The other sculpture, 'Roost', made for exhibition at Lily Brooke Gallery, London (26 September - 4 November) also directs the viewer in a deliberate way. The gallery is in a house, so I wanted the work to acknowledge the domestic environment. On entering the space, the sculpture is confrontational. However, more can be discovered by walking around the sculpture and into the space. There are curious windows, cavities and hanging components. Unlike 'Monkey Cups' the work is more private and closed off. The floor in the gallery is yellow. I made a ceiling piece too, which looks a little like a dysfunctional light. It was a good opportunity to create a whole environment - something slightly familiar to a domestic setting but with a curious twist. I wanted it to be about our relationship with people and with spaces - and with 'home' in particular.

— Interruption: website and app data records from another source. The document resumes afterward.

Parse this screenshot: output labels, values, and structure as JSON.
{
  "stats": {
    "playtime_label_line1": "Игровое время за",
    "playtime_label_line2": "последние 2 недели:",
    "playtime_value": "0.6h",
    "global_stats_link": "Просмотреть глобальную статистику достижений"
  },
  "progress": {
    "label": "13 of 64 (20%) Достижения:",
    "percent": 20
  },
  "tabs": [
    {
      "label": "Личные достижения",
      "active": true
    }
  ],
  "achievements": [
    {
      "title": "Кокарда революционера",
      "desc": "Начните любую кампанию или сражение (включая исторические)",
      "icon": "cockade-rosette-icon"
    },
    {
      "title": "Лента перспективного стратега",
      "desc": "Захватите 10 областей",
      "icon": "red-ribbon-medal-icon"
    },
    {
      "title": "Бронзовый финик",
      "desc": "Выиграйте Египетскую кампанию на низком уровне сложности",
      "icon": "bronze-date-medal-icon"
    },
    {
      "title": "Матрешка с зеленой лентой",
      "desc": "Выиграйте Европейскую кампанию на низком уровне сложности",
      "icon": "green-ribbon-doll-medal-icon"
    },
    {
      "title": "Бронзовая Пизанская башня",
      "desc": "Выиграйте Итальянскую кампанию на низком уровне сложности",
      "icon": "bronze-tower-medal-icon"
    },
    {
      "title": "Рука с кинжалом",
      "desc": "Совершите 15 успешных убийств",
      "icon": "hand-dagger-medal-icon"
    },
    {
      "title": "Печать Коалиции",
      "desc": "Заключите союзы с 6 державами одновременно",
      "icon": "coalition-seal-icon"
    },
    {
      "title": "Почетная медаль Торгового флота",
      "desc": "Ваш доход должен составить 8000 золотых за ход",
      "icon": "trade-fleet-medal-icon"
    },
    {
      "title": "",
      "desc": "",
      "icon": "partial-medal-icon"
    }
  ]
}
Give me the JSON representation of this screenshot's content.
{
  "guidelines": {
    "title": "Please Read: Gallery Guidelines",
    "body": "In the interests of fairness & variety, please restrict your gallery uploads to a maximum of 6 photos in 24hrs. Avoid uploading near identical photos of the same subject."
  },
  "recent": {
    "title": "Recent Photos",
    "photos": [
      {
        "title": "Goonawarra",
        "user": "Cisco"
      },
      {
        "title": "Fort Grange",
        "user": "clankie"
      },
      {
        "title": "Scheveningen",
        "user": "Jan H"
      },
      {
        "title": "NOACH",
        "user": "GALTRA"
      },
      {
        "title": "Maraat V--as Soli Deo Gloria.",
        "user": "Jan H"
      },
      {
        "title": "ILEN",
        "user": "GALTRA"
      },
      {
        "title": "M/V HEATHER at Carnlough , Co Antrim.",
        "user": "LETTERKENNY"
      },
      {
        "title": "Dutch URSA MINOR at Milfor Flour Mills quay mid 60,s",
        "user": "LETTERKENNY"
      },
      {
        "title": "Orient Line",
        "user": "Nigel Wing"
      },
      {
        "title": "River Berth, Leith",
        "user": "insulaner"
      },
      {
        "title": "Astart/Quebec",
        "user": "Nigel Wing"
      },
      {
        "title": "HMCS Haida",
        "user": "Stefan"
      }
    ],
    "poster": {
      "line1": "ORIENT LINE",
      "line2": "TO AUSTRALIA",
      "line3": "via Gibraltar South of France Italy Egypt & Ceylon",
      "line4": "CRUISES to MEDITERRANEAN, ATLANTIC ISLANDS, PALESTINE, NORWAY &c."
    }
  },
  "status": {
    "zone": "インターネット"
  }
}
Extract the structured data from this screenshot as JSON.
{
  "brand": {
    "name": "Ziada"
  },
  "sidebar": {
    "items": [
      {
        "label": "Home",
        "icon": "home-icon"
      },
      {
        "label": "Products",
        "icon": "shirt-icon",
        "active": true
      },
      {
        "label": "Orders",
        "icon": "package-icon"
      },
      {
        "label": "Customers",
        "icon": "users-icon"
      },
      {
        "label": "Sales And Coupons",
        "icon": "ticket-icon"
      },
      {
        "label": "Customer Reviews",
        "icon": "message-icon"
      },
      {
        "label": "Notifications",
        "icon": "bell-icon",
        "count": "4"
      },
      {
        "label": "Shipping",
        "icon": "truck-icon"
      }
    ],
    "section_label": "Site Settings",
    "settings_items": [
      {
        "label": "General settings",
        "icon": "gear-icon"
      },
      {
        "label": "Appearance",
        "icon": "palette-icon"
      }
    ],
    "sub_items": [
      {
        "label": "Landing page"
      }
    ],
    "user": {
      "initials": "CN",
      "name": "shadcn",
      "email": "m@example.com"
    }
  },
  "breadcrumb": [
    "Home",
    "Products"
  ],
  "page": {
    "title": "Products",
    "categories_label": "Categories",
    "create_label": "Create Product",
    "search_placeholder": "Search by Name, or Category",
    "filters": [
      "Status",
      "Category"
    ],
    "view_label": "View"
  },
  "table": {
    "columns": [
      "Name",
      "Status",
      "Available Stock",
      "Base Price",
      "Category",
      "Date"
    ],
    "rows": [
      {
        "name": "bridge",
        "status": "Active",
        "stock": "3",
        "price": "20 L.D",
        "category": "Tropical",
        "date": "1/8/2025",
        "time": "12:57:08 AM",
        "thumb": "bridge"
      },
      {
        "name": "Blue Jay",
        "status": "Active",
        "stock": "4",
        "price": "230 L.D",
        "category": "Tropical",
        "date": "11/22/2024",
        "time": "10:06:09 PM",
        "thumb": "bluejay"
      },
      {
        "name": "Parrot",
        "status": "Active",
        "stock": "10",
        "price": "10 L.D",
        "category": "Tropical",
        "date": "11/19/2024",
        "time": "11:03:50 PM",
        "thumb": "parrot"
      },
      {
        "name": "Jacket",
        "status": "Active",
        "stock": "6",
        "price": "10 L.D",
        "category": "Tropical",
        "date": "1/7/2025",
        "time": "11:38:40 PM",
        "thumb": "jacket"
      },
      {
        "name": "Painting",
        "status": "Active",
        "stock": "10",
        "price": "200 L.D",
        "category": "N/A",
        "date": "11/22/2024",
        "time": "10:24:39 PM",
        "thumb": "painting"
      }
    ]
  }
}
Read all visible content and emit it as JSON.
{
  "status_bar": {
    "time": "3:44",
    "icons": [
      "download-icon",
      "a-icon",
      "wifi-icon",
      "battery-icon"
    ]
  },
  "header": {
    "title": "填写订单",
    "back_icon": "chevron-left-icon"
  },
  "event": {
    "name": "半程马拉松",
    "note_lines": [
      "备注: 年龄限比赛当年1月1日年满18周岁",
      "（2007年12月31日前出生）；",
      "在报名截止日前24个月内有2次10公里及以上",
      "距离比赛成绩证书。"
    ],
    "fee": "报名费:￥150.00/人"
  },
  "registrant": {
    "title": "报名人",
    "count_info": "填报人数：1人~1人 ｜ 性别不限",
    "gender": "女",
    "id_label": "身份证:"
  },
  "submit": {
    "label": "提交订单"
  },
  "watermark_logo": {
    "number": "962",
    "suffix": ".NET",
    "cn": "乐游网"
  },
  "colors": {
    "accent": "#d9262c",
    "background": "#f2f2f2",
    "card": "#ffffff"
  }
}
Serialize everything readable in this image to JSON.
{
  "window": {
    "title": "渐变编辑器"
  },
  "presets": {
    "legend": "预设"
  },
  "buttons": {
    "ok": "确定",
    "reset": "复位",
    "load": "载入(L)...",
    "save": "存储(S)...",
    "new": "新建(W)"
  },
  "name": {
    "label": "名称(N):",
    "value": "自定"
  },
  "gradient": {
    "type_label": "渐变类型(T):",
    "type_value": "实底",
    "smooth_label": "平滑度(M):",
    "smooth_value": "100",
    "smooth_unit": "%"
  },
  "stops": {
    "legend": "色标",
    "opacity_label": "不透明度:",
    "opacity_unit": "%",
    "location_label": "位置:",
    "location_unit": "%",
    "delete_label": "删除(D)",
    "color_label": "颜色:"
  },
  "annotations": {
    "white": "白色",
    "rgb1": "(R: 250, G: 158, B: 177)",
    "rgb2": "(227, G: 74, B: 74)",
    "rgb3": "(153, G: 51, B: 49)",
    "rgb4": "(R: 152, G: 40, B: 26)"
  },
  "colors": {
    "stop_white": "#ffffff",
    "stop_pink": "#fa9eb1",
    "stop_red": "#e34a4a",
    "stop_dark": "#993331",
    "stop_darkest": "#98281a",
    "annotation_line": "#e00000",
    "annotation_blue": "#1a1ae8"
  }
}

What is your process of creating/selecting form, color and texture like? Do you sketch out a plan before you start a new piece?
I make a lot of sketches or doodles. Then I make an armature in steel. I don't refer to my sketches when I start on the metal work. Instead I treat it as a new drawing in space rather than on paper. When the metal work is finished I often take pictures of it on my phone and try different possibilities by filling in areas with a drawing app. Then back in the studio I cover sections in chicken wire and finally add paper pulp: a mixture of recycled newspapers, glue, household paint and plaster.
Have you read any books recently that you find fascinating or inspiring?
I was recently interviewed by Jillian Knipe for the Wall Street International Magazine and she asked me to discuss my show at Lily Brooke Gallery in relation to a book. I chose 'The Third Policemen' written by Brian O’Nolan under his pseudonym Flann O’Brien. When I suggested it I wasn't sure how it related but then the more we discussed it I realised that it wasn't just the handlebar references (people turning into bikes) but also the descriptions of the inside cavities of walls and the different dimensions which resonate with my work. Perhaps I was already interested in those visuals or maybe the book fed the work unconsciously?
Do you have any bad habits, do they effect your studio practice?
I bite my nails! My hands are in a terrible state - dried out from the materials I use in the studio with bitten off fingernails from years of chewing. I don't think it affects my studio practice but I have been told I have 'sculptor hands' which isn't a compliment!
Are you working on any new projects these days?
Yes I have some exciting exhibition opportunities in the pipeline for next year. At the moment I am making a limited edition publication / artist book for the exhibition at Lily Brooke. The cover is the same yellow lino as the floor in the gallery and the book will have fold out risograph prints documenting some of the references for the show, drawings and work in progress. My friend and fellow sculptor, Hywel Livingstone, wrote an essay to accompany the visuals. It's the longest text that has been written about my work. It's great to have someone else try and make sense of my practice! I am looking forward to seeing it come together.
Anything else we should know about you and your work?
So much art today is viewed online and in particular on Instagram. While these are great tools to get artwork out to the world, it's also important to keep visiting galleries and museums to see work in the flesh. So much of my work gets lost in images. I hope people don't lose interest in art-viewing in reality. The screen can't replace the real experience. I suppose my work is trying to prove that point.
For more of Olivia Bax: www.oliviabax.co.uk